▶ [WHAT YOU SHOULD DO] Every line in the data below that includes "Lorem" belongs in the answer, copied as it stands.

(Items from a dataset)
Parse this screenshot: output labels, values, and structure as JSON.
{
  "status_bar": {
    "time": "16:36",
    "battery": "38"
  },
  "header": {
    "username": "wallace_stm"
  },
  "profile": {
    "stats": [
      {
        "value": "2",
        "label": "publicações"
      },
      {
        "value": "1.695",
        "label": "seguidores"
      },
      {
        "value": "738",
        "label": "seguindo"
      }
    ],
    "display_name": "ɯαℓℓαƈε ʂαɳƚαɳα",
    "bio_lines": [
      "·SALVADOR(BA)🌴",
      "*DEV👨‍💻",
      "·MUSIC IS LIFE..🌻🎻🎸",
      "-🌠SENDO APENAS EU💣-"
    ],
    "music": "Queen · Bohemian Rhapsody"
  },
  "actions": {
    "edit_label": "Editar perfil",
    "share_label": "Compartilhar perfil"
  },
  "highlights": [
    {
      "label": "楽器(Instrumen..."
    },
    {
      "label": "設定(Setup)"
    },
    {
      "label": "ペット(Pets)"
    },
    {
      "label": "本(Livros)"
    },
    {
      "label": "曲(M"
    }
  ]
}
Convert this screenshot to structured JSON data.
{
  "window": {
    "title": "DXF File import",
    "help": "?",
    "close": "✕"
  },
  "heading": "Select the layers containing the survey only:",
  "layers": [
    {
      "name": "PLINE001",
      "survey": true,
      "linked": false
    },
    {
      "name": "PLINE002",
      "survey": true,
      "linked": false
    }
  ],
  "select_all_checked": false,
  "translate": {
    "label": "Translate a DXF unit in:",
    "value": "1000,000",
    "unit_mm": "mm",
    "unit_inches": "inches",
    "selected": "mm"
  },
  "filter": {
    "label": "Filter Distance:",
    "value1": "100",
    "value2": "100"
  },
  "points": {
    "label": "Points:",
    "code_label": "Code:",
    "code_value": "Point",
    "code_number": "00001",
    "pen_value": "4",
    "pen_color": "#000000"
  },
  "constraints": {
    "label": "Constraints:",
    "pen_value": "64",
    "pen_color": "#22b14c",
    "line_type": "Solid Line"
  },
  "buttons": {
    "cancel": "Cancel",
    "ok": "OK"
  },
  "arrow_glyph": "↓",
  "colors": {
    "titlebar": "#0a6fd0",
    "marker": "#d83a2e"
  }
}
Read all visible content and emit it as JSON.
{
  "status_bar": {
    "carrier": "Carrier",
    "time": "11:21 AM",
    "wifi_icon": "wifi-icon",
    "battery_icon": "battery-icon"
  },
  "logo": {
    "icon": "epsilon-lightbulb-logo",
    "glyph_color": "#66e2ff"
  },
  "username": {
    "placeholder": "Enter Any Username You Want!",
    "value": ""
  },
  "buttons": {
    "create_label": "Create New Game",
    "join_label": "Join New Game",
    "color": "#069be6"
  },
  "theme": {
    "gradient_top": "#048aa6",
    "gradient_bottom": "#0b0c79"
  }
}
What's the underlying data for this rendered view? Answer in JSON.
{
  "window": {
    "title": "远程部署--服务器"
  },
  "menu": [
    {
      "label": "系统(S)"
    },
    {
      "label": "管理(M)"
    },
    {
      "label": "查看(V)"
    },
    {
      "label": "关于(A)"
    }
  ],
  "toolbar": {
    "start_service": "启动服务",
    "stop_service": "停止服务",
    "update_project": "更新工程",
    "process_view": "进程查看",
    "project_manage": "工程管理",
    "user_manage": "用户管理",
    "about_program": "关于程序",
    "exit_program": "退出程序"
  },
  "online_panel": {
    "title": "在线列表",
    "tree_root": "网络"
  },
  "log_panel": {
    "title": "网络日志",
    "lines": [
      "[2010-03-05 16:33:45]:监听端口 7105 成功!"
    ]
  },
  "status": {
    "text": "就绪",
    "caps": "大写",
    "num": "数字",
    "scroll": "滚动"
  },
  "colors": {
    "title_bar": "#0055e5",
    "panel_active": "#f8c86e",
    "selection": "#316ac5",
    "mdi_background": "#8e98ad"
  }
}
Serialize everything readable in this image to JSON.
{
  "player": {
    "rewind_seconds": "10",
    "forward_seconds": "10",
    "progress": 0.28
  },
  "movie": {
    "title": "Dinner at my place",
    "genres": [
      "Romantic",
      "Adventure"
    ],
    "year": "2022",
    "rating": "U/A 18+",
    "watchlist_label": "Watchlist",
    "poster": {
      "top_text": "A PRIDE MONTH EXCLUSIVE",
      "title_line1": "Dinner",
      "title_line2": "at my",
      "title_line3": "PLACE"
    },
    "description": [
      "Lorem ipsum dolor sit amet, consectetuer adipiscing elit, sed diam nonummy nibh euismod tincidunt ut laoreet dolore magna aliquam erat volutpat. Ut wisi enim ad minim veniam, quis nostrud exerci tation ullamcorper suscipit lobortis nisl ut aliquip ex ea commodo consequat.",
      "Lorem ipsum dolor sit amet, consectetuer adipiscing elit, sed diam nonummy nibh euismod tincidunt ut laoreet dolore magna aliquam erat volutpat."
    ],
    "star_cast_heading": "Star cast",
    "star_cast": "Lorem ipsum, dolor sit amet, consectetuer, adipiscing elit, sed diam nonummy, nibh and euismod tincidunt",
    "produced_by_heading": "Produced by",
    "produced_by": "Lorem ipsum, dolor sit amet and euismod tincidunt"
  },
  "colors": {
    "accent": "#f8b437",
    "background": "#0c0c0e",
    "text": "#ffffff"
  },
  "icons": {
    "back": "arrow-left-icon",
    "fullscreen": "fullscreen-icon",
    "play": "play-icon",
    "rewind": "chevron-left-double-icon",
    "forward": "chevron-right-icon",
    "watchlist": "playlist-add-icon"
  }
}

▶ [FINISHED TASK]
      "Lorem ipsum dolor sit amet, consectetuer adipiscing elit, sed diam nonummy nibh euismod tincidunt ut laoreet dolore magna aliquam erat volutpat. Ut wisi enim ad minim veniam, quis nostrud exerci tation ullamcorper suscipit lobortis nisl ut aliquip ex ea commodo consequat.",
      "Lorem ipsum dolor sit amet, consectetuer adipiscing elit, sed diam nonummy nibh euismod tincidunt ut laoreet dolore magna aliquam erat volutpat."
    "star_cast": "Lorem ipsum, dolor sit amet, consectetuer, adipiscing elit, sed diam nonummy, nibh and euismod tincidunt",
    "produced_by": "Lorem ipsum, dolor sit amet and euismod tincidunt"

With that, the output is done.